(Stored items)

==========

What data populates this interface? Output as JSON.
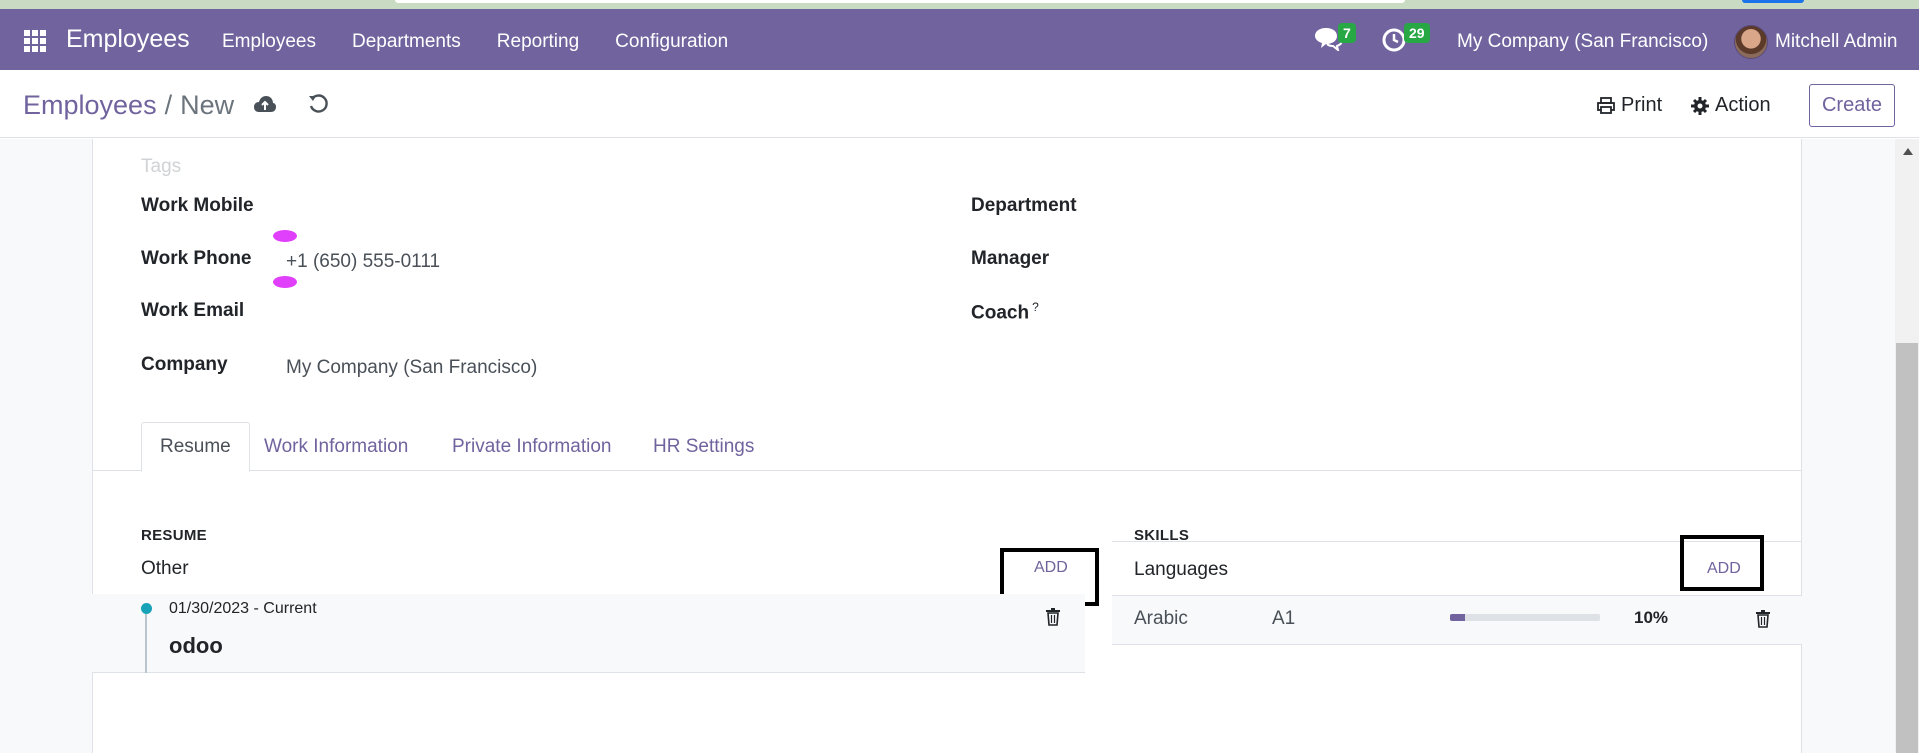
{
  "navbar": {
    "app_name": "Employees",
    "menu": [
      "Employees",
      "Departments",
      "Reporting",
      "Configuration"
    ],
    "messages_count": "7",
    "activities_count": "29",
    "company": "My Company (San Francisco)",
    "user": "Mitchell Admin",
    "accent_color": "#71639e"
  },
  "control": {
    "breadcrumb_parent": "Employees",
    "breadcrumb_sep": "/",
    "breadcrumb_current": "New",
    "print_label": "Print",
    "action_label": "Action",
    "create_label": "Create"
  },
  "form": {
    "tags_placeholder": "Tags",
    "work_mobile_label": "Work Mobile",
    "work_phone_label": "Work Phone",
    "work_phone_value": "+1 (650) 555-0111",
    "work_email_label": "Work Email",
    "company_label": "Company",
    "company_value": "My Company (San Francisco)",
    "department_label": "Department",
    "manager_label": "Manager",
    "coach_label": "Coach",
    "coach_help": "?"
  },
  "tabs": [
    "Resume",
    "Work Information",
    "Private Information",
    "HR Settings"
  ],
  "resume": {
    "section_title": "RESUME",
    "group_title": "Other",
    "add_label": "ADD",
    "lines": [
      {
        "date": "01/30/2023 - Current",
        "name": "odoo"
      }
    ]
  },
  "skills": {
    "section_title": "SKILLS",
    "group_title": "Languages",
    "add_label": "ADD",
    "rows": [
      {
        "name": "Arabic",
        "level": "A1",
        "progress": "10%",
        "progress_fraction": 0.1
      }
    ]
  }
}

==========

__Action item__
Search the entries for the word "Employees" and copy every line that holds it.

__Response to the task__
    "app_name": "Employees",
      "Employees",
    "breadcrumb_parent": "Employees",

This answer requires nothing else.